Plans were also discussed for direct participation with the Dominion of Canada and the First Nations of the British Columbia (BC) and Yukon Territory provinces through a variety of mechanisms, including a Statement of Cooperation with BC led by Lt. Governor Byron Mallott. Efforts to establish international relations are also being made by Central Council. Strengthening our relationship with Canada’s First Nations will unify our voice and help elevate tribal government relations within their provinces.
“Operators and regulators must recognize the importance of Alaska Native and First Nation traditional knowledge as essential to effectively and meaningfully develop environmental plans and programs,” said First Vice President Rob Sanderson Jr.
Discussions also touched on the Province of BC Auditor General’s May 2016 report, “An Audit of Compliance and Enforcement of the Mining Sector,” that concluded the regulatory compliance and enforcement activities of the Ministry of Energy and Mines and the Ministry of Environment are not protecting the province from significant environmental risks of mining activities.
Throughout the discussions, Central Council emphasized there is no opposition to mining projects in Canada or Alaska if appropriately designed, operated, and maintained under a robust regulatory regime. Efforts are underway to identify funding for an ecosystem-wide environmental assessment and adaptation plan to identify a baseline for environmental quality, establish key indicators, and apply appropriate adaptation measures.
Central Council’s Second Vice President Will Micklin stated, “The mining activities in the transboundary area of British Columbia and the Yukon can and must be conducted safely through appropriate operating design in accordance with regulations, standards, and best practices with guarantees of fiduciary responsibility for environmental damage. Environmentally safe and financially responsible mining practices cannot be ignored. Neglect only transfers the burden of pollution and cost to our downstream Southeast Alaska communities.”
Central Council is also working to extend its current collaborative efforts to other Federal agencies such as the US Coast Guard, Forest Service, National Oceanic and Atmospheric Administration, Fish and Wildlife Service, Geological Survey, and Army Corps of Engineering through an innovative framework of inter-agency work groups and self-determination agreements.

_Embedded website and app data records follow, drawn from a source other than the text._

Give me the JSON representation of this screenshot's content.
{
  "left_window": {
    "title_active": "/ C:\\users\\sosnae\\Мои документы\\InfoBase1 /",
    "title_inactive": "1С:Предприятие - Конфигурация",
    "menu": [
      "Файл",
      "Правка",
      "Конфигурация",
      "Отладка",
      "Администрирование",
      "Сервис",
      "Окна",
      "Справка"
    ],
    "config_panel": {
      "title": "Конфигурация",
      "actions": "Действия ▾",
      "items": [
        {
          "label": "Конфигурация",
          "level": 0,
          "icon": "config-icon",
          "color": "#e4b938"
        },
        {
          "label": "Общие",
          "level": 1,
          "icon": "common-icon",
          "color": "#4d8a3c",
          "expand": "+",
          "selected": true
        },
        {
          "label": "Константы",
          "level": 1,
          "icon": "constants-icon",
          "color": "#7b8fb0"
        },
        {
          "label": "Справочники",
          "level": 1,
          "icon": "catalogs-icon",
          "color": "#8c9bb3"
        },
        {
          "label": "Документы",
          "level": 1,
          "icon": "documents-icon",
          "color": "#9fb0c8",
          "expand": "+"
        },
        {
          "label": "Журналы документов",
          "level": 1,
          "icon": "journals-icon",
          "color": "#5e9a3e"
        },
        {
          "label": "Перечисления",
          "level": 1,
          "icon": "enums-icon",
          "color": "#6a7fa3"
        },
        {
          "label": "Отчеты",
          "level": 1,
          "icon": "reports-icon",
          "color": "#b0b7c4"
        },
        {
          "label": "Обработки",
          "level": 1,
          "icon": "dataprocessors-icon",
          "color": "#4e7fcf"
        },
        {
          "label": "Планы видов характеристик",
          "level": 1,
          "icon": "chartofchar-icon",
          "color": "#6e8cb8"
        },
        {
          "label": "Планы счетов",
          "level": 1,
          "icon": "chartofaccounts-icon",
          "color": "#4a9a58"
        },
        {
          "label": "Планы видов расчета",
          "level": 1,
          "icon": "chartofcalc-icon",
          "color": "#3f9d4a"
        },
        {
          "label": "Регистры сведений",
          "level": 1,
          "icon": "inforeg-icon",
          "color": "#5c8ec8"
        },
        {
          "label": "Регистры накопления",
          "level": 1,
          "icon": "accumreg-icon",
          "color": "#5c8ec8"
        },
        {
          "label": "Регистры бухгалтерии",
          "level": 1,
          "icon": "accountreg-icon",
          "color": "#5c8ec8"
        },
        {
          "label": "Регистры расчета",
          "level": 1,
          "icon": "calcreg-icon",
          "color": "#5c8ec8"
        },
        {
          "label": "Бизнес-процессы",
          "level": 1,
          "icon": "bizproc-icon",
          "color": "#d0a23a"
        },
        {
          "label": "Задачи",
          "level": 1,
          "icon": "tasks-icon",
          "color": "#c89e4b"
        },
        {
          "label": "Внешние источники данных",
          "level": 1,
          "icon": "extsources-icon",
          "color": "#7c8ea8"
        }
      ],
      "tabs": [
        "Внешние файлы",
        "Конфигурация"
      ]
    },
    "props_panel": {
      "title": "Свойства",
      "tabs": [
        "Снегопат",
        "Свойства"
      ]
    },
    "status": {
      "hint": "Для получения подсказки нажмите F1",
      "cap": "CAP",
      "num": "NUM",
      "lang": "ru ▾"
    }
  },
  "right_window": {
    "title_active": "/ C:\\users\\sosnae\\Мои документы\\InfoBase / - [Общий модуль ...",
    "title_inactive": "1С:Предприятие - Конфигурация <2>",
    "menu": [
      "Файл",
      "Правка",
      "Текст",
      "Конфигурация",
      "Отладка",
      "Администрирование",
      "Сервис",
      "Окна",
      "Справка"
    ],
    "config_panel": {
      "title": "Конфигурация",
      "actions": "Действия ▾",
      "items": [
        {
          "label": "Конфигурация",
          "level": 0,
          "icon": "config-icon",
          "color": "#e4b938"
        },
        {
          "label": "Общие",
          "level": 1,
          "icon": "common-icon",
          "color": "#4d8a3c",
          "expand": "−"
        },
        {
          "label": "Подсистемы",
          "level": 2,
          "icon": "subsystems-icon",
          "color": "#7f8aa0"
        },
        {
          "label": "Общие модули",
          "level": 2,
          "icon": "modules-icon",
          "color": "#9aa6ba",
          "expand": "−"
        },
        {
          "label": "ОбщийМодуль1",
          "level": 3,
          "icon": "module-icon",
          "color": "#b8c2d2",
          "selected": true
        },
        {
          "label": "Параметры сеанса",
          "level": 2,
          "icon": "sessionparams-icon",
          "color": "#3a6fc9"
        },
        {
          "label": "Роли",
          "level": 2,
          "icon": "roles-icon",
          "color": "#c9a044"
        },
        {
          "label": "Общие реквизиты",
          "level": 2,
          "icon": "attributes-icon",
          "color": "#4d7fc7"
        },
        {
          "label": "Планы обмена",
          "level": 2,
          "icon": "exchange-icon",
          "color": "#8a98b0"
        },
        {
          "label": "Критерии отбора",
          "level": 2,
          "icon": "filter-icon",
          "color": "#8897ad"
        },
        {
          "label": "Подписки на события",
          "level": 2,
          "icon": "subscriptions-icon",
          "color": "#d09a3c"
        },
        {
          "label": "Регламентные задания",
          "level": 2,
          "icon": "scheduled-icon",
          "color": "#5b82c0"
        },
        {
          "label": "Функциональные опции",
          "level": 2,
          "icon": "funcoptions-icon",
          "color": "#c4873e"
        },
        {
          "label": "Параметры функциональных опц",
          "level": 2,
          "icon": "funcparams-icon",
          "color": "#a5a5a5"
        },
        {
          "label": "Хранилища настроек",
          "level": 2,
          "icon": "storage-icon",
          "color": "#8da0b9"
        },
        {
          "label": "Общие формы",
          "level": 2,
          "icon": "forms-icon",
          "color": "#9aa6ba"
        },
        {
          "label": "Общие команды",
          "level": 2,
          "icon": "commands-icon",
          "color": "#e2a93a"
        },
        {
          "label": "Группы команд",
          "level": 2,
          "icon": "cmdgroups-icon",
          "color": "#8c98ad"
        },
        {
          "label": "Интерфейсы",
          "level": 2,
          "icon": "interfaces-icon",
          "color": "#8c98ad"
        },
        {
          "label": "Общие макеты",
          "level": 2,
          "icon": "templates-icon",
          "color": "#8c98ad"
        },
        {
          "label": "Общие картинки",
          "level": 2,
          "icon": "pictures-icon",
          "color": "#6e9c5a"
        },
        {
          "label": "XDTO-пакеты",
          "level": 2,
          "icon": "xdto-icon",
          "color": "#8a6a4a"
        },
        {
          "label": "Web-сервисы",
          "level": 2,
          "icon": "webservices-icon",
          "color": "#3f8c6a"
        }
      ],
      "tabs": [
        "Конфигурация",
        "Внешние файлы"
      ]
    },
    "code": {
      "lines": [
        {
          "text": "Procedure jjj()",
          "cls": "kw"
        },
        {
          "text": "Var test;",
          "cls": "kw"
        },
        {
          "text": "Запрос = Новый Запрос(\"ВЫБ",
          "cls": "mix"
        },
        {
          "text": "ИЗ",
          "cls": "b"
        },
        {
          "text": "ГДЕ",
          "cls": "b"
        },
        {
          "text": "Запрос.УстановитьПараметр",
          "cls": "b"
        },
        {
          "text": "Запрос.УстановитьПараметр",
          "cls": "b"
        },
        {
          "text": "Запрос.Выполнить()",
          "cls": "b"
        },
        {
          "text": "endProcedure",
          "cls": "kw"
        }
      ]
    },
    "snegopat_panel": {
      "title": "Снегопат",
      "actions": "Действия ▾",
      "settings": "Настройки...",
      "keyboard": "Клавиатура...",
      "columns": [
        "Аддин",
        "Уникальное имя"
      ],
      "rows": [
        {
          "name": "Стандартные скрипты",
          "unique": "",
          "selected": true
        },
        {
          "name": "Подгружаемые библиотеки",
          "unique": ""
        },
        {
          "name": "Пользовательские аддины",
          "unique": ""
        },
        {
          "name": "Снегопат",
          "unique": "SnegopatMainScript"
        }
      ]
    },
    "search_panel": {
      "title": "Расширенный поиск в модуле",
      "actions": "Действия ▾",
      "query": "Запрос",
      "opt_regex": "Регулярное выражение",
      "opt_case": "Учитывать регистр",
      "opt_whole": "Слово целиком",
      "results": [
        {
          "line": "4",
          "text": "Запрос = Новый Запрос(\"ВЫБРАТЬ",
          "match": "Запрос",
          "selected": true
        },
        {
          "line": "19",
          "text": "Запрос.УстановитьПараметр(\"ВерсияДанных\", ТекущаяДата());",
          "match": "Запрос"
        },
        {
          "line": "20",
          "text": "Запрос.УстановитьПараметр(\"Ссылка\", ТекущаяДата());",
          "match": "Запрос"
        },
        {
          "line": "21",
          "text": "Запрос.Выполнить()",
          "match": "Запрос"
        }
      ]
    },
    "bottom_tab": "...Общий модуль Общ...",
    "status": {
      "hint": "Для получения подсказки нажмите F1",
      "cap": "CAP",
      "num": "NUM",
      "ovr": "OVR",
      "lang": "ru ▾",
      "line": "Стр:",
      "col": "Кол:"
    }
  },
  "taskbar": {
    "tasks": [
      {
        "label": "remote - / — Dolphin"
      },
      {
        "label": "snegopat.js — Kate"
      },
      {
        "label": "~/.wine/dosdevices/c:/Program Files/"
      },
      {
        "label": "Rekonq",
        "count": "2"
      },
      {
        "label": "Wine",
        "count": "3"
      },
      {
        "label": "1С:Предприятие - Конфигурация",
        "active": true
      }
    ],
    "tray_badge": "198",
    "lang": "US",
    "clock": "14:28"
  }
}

Representatives from Sealaska Corporation, Douglas Indian Association, Organized Village of Kasaan, Ketchikan Indian Community, Bureau of Indian Affairs, and US Coast Guard also participated in the meeting. Presentations were provided by Central Council’s Environmental Specialist Jennifer Hanlon, Lt. Governor Mallott, and key State agency officials responsible for mining regulation. Valuable testimony was also provided by Tlingit elders including Willard Jackson and Nathan Jackson during the meeting in Ketchikan on BC’s mining activities and the threat it has posed to the salmon and eulachon of the Unuk River.
Highlights of the Federal officials’ visit included tours of Saxman Totem Park, Totem Bight State Park, Treadwell Mine, the old Douglas Indian village (Sandy Beach) with elder John Morris Sr., lunch with Governor Bill Walker, and a demonstration of how Coho salmon is prepared for smoking by John Smith of Hoonah.
“Transboundary mining will remain a top focus of Central Council to ensure the environmental security and stability for our Native communities,” said President Peterson. “We express our deep appreciation to the Department of State and EPA for fully engaging in government-to-government relations with Alaska Native tribes and fulfilling the promise of the Obama Administration.”